Dataset rows describing interfaces:
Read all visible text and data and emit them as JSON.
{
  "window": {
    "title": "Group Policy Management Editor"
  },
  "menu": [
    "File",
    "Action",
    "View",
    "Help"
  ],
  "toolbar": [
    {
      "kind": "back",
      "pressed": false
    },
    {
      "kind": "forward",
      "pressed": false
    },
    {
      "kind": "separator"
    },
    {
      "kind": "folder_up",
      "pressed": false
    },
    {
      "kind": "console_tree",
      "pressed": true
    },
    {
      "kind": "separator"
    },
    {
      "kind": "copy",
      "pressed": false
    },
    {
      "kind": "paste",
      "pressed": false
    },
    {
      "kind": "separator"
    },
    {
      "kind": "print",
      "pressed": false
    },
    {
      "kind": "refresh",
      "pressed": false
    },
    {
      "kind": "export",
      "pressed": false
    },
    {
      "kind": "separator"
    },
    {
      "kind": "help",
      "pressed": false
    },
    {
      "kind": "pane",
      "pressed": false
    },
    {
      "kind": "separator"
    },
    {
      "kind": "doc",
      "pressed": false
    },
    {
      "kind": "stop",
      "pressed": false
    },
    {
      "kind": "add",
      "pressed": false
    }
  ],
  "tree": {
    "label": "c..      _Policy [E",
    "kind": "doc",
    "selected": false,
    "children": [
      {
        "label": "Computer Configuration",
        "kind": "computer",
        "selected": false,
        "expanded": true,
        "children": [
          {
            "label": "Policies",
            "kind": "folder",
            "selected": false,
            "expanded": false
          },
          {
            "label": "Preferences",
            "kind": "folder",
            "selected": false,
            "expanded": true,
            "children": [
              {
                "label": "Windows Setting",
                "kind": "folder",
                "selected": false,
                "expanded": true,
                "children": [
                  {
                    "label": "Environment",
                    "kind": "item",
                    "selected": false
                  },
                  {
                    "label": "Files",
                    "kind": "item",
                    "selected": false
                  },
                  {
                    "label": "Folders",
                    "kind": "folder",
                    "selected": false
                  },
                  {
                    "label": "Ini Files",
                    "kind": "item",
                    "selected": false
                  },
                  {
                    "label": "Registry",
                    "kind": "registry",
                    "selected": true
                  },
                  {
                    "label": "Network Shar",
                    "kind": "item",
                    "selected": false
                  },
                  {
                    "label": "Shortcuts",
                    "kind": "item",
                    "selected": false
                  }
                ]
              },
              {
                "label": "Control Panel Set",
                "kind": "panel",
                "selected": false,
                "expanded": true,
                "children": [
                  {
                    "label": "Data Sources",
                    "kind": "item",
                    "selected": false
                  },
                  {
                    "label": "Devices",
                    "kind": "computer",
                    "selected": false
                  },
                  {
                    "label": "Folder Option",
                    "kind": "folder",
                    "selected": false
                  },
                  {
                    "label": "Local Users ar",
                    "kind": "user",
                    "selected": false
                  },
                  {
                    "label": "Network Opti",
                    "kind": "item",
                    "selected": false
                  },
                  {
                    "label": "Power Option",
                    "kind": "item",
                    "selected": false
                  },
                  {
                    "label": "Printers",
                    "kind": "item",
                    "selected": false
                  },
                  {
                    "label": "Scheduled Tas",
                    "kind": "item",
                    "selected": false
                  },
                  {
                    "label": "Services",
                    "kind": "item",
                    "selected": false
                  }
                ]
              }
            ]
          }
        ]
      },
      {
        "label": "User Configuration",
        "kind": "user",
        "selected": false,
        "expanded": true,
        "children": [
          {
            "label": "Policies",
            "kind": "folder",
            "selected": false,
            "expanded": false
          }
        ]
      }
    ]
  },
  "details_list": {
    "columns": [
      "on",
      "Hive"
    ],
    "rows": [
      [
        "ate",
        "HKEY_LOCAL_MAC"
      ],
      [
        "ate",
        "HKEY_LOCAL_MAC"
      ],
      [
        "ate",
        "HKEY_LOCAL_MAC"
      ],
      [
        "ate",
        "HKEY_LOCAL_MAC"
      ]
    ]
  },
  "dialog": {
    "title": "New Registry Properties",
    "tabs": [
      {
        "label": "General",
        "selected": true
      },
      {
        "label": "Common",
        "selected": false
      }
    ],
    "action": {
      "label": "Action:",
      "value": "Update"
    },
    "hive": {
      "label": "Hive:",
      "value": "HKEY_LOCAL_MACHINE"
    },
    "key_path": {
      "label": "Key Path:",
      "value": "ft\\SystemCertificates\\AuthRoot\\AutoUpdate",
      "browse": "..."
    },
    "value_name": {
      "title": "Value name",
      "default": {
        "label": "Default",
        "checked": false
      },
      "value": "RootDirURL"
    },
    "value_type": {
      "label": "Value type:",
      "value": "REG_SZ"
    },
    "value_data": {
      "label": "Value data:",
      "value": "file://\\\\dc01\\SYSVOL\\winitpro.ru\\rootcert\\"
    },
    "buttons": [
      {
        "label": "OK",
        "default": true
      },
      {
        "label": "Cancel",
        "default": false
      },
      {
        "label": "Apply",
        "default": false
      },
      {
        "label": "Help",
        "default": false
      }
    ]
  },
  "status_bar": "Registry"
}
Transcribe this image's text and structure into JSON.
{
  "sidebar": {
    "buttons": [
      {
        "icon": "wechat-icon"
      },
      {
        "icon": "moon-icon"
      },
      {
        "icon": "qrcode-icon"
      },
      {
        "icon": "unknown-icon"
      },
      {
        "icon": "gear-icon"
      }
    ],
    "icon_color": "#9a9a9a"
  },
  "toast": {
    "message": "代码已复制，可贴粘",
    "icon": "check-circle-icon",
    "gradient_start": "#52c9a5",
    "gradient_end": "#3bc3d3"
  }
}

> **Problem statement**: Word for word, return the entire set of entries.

> **Answer for the task**:
Read all visible text and data and emit them as JSON.
{
  "window": {
    "title": "Group Policy Management Editor"
  },
  "menu": [
    "File",
    "Action",
    "View",
    "Help"
  ],
  "toolbar": [
    {
      "kind": "back",
      "pressed": false
    },
    {
      "kind": "forward",
      "pressed": false
    },
    {
      "kind": "separator"
    },
    {
      "kind": "folder_up",
      "pressed": false
    },
    {
      "kind": "console_tree",
      "pressed": true
    },
    {
      "kind": "separator"
    },
    {
      "kind": "copy",
      "pressed": false
    },
    {
      "kind": "paste",
      "pressed": false
    },
    {
      "kind": "separator"
    },
    {
      "kind": "print",
      "pressed": false
    },
    {
      "kind": "refresh",
      "pressed": false
    },
    {
      "kind": "export",
      "pressed": false
    },
    {
      "kind": "separator"
    },
    {
      "kind": "help",
      "pressed": false
    },
    {
      "kind": "pane",
      "pressed": false
    },
    {
      "kind": "separator"
    },
    {
      "kind": "doc",
      "pressed": false
    },
    {
      "kind": "stop",
      "pressed": false
    },
    {
      "kind": "add",
      "pressed": false
    }
  ],
  "tree": {
    "label": "c..      _Policy [E",
    "kind": "doc",
    "selected": false,
    "children": [
      {
        "label": "Computer Configuration",
        "kind": "computer",
        "selected": false,
        "expanded": true,
        "children": [
          {
            "label": "Policies",
            "kind": "folder",
            "selected": false,
            "expanded": false
          },
          {
            "label": "Preferences",
            "kind": "folder",
            "selected": false,
            "expanded": true,
            "children": [
              {
                "label": "Windows Setting",
                "kind": "folder",
                "selected": false,
                "expanded": true,
                "children": [
                  {
                    "label": "Environment",
                    "kind": "item",
                    "selected": false
                  },
                  {
                    "label": "Files",
                    "kind": "item",
                    "selected": false
                  },
                  {
                    "label": "Folders",
                    "kind": "folder",
                    "selected": false
                  },
                  {
                    "label": "Ini Files",
                    "kind": "item",
                    "selected": false
                  },
                  {
                    "label": "Registry",
                    "kind": "registry",
                    "selected": true
                  },
                  {
                    "label": "Network Shar",
                    "kind": "item",
                    "selected": false
                  },
                  {
                    "label": "Shortcuts",
                    "kind": "item",
                    "selected": false
                  }
                ]
              },
              {
                "label": "Control Panel Set",
                "kind": "panel",
                "selected": false,
                "expanded": true,
                "children": [
                  {
                    "label": "Data Sources",
                    "kind": "item",
                    "selected": false
                  },
                  {
                    "label": "Devices",
                    "kind": "computer",
                    "selected": false
                  },
                  {
                    "label": "Folder Option",
                    "kind": "folder",
                    "selected": false
                  },
                  {
                    "label": "Local Users ar",
                    "kind": "user",
                    "selected": false
                  },
                  {
                    "label": "Network Opti",
                    "kind": "item",
                    "selected": false
                  },
                  {
                    "label": "Power Option",
                    "kind": "item",
                    "selected": false
                  },
                  {
                    "label": "Printers",
                    "kind": "item",
                    "selected": false
                  },
                  {
                    "label": "Scheduled Tas",
                    "kind": "item",
                    "selected": false
                  },
                  {
                    "label": "Services",
                    "kind": "item",
                    "selected": false
                  }
                ]
              }
            ]
          }
        ]
      },
      {
        "label": "User Configuration",
        "kind": "user",
        "selected": false,
        "expanded": true,
        "children": [
          {
            "label": "Policies",
            "kind": "folder",
            "selected": false,
            "expanded": false
          }
        ]
      }
    ]
  },
  "details_list": {
    "columns": [
      "on",
      "Hive"
    ],
    "rows": [
      [
        "ate",
        "HKEY_LOCAL_MAC"
      ],
      [
        "ate",
        "HKEY_LOCAL_MAC"
      ],
      [
        "ate",
        "HKEY_LOCAL_MAC"
      ],
      [
        "ate",
        "HKEY_LOCAL_MAC"
      ]
    ]
  },
  "dialog": {
    "title": "New Registry Properties",
    "tabs": [
      {
        "label": "General",
        "selected": true
      },
      {
        "label": "Common",
        "selected": false
      }
    ],
    "action": {
      "label": "Action:",
      "value": "Update"
    },
    "hive": {
      "label": "Hive:",
      "value": "HKEY_LOCAL_MACHINE"
    },
    "key_path": {
      "label": "Key Path:",
      "value": "ft\\SystemCertificates\\AuthRoot\\AutoUpdate",
      "browse": "..."
    },
    "value_name": {
      "title": "Value name",
      "default": {
        "label": "Default",
        "checked": false
      },
      "value": "RootDirURL"
    },
    "value_type": {
      "label": "Value type:",
      "value": "REG_SZ"
    },
    "value_data": {
      "label": "Value data:",
      "value": "file://\\\\dc01\\SYSVOL\\winitpro.ru\\rootcert\\"
    },
    "buttons": [
      {
        "label": "OK",
        "default": true
      },
      {
        "label": "Cancel",
        "default": false
      },
      {
        "label": "Apply",
        "default": false
      },
      {
        "label": "Help",
        "default": false
      }
    ]
  },
  "status_bar": "Registry"
}
Transcribe this image's text and structure into JSON.
{
  "sidebar": {
    "buttons": [
      {
        "icon": "wechat-icon"
      },
      {
        "icon": "moon-icon"
      },
      {
        "icon": "qrcode-icon"
      },
      {
        "icon": "unknown-icon"
      },
      {
        "icon": "gear-icon"
      }
    ],
    "icon_color": "#9a9a9a"
  },
  "toast": {
    "message": "代码已复制，可贴粘",
    "icon": "check-circle-icon",
    "gradient_start": "#52c9a5",
    "gradient_end": "#3bc3d3"
  }
}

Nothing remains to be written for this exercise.